• **Task item**
Read the entries below and pull out each line with the string "title".

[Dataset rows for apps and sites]
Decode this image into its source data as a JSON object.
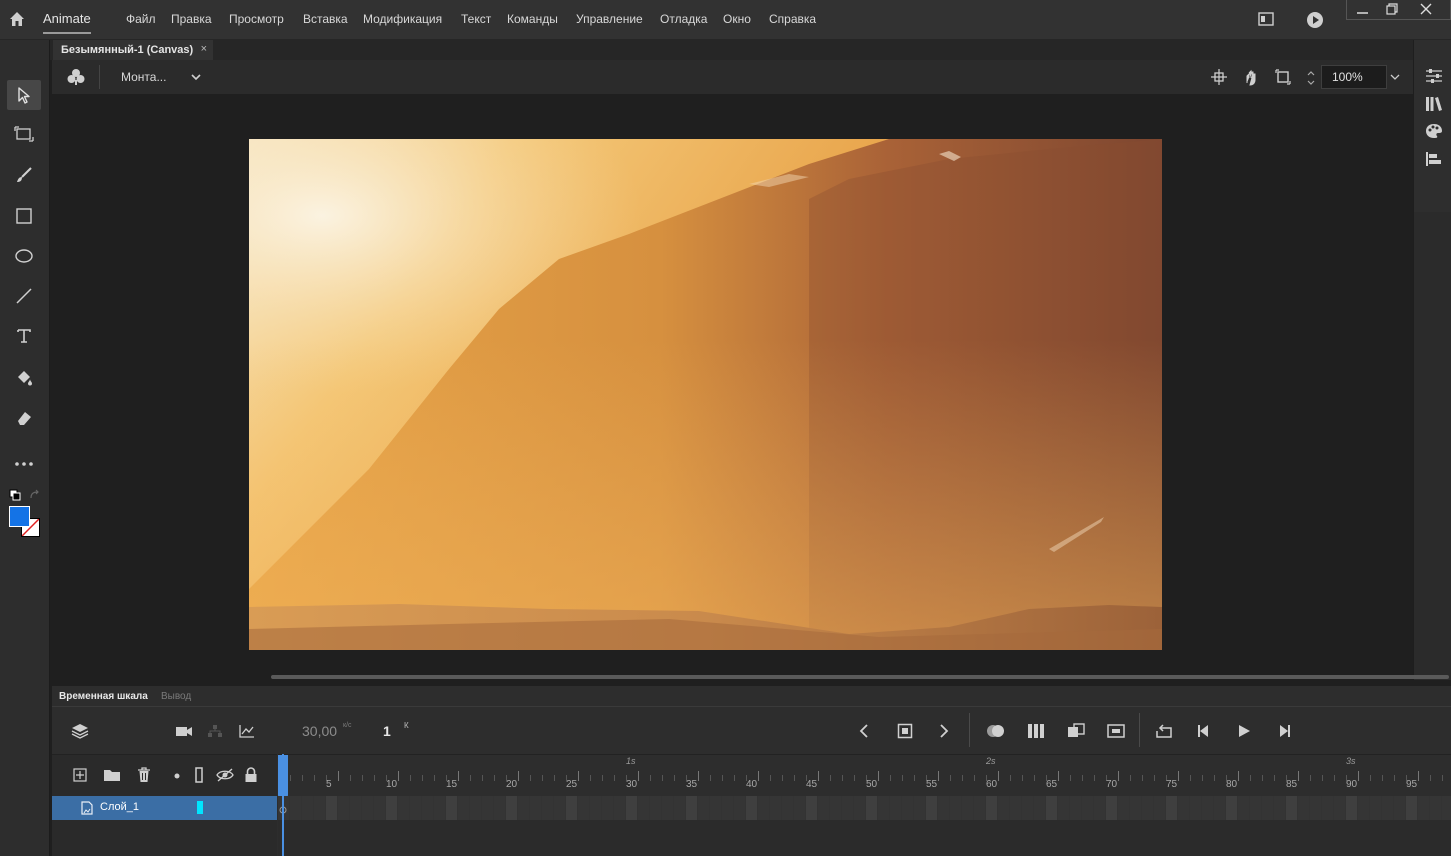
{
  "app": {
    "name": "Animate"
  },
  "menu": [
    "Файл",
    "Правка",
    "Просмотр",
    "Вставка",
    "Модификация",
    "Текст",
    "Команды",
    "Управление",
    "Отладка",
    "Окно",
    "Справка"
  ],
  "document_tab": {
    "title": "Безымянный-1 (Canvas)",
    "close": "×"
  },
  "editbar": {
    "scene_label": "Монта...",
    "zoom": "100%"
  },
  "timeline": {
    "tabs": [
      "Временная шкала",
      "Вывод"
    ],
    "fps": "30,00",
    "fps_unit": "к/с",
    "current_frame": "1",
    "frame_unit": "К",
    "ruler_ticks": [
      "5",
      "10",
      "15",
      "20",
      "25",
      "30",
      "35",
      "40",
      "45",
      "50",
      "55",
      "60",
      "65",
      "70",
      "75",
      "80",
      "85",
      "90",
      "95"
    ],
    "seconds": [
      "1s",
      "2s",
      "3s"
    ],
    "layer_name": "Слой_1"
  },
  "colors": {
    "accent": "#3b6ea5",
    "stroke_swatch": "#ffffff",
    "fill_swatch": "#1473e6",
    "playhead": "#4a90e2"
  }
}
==
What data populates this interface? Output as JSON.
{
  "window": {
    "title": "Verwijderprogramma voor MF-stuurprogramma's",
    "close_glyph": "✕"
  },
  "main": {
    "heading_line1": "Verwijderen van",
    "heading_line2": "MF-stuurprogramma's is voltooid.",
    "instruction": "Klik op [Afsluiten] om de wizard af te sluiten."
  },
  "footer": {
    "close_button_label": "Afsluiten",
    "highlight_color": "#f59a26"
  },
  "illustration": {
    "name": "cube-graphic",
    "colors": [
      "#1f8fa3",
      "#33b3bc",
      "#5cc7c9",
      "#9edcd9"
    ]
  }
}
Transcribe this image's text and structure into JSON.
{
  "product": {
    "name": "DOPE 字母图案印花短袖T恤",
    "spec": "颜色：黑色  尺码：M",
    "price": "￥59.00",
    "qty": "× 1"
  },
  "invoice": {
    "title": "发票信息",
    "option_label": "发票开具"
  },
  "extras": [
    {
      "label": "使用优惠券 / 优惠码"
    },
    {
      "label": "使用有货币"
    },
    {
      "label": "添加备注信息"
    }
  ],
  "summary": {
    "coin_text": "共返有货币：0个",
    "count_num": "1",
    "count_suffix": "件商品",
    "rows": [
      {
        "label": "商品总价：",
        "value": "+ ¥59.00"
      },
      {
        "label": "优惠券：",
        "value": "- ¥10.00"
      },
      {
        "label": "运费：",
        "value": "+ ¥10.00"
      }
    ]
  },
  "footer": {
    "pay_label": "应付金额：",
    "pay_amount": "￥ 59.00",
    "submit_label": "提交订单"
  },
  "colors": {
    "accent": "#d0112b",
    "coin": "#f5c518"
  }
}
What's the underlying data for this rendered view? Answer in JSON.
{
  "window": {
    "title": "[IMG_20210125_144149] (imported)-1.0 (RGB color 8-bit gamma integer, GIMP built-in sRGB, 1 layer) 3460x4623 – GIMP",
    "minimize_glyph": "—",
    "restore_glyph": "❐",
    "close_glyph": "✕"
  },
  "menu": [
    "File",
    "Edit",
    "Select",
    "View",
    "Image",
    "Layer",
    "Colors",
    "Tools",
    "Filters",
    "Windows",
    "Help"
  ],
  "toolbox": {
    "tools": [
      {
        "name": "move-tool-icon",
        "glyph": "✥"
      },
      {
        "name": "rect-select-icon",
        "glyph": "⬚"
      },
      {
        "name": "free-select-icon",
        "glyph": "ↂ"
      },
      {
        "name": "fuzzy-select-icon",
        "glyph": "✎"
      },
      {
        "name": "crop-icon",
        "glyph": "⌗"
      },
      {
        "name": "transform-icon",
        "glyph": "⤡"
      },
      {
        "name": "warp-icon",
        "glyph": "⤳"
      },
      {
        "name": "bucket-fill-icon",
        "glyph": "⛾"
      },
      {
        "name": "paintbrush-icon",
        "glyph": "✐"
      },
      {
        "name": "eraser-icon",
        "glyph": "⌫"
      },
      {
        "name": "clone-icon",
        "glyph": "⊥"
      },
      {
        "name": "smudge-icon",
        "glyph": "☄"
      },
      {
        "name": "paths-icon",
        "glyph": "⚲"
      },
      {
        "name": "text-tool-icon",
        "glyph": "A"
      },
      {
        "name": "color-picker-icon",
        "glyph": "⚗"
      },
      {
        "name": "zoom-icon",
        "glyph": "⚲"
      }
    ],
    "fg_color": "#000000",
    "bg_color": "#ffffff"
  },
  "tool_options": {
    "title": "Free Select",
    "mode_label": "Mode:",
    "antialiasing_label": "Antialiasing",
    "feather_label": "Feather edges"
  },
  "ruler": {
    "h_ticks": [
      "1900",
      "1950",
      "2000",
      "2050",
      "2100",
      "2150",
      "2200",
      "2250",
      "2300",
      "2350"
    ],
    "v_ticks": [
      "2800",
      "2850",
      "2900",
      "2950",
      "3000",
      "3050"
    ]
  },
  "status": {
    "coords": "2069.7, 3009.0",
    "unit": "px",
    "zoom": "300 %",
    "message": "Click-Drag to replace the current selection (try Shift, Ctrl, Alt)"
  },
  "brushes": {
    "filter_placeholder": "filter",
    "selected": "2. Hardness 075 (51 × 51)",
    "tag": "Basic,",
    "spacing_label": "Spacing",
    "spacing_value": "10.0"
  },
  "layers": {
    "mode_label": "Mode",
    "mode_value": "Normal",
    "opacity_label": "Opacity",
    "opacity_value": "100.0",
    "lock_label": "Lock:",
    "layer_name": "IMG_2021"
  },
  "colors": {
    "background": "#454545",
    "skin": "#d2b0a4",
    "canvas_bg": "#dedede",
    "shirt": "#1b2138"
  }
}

• **The completed task**
    "title": "Безымянный-1 (Canvas)",
    "title": "Verwijderprogramma voor MF-stuurprogramma's",
    "title": "发票信息",
    "title": "[IMG_20210125_144149] (imported)-1.0 (RGB color 8-bit gamma integer, GIMP built-in sRGB, 1 layer) 3460x4623 – GIMP",
    "title": "Free Select",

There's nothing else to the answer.